The installation of an energy-saving facility must be preceded by analysis
of its financial effectiveness. Among methods enabling such evaluation is the
basic net profit calculation method. For this, the annual consumption of electricity
for ventilation or of thermal energy for heating must be determined. The calculation
formula uses the sum of energies for temperatures within the range from
the calculation temperature for the area in question to the long-term average of
the maximum temperature at the site, or to the temperature at which the heating
power is zero. It is necessary to know the summary time of occurrence of a given

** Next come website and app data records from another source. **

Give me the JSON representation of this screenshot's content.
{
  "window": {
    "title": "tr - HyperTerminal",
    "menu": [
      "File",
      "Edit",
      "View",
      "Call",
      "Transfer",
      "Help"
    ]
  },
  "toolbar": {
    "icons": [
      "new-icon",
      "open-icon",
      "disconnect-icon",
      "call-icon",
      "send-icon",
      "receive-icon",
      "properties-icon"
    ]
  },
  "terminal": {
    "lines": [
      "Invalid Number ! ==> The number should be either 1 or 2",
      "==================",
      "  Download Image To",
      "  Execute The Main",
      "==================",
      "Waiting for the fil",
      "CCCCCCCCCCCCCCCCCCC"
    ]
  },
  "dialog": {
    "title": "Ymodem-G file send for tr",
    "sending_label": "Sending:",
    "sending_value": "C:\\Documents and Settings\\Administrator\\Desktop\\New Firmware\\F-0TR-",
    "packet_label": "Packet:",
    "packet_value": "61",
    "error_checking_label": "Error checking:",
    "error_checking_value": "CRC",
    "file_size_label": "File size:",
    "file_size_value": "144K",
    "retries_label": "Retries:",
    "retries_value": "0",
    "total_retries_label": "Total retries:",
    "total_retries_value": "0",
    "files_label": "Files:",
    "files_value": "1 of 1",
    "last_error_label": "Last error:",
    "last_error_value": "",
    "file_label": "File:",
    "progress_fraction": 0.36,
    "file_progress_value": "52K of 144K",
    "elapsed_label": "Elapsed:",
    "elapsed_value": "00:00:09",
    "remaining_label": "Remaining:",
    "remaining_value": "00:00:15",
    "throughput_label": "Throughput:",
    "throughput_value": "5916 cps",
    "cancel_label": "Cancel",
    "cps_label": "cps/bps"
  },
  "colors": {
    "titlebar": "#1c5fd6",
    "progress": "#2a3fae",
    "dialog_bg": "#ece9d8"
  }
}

temperature during a year. The site data can only be assessed based on long-term
meteorological information. In fact, data used by current national standards to
describe climatic conditions in the Czech Republic are from the years 1901 to
The dependence of the average yearly temperature on altitude is shown in
Fig. 1 for the 1961 1990 and 1991 2000 periods. It is evident that the average
temperatures for the latter period are nearly 0.6 K higher than those for the former
period, irrespective of the altitude.
In this paper the climatic conditions are assessed based on daily data
measured throughout the period from 1 January 1991 to 31 December 2000.
Weather stations were selected so as to achieve a uniform coverage and continuity
of measurement at each site (as far as possible). All the stations lie in the
Czech Republic between 48.8° and 50.8° north latitude at altitudes from 158 m
to 1324 m. It was the objective of this examination, based on the meteorological
data collected to calculate the average number of days and hours during whichthe temperature during the year is lower than a specific limiting level, in
dependence on the average yearly temperature of the site.
Fig. 3 shows the average number of days in a year during which
a temperature lower than a selected limiting level occurs, as calculated for the
1991 2000 period. The results are presented for 4 areas with average yearly
temperatures of 6 °C 7 °C, 7 °C 8 °C, 8 °C 9 °C, and 9 °C 10 °C, respectively.
The graphs enables us to ascertain the number of days during which
a heating facility is in operation if the facility is activated by outdoor air temperature
decrease to below a specific limiting level.
If a typical daily temperature wave is considered, the method makes it possible
to estimate the number of hours during which the air temperature is lower
than the limiting level chosen. The difference between the data for various limiting
levels allows us, for an area with a specific average yearly temperature to
ascertain the time of occurrence of outdoor temperature within various ranges.
The results of calculations are shown in Fig. 4 and Table 1.
The method applied enables underlying data to be prepared for the assessment
of energy demands for air heating at a given site and for estimation of the
energy savings that could be achieved by installing economical air heating facilities
in livestock buildings.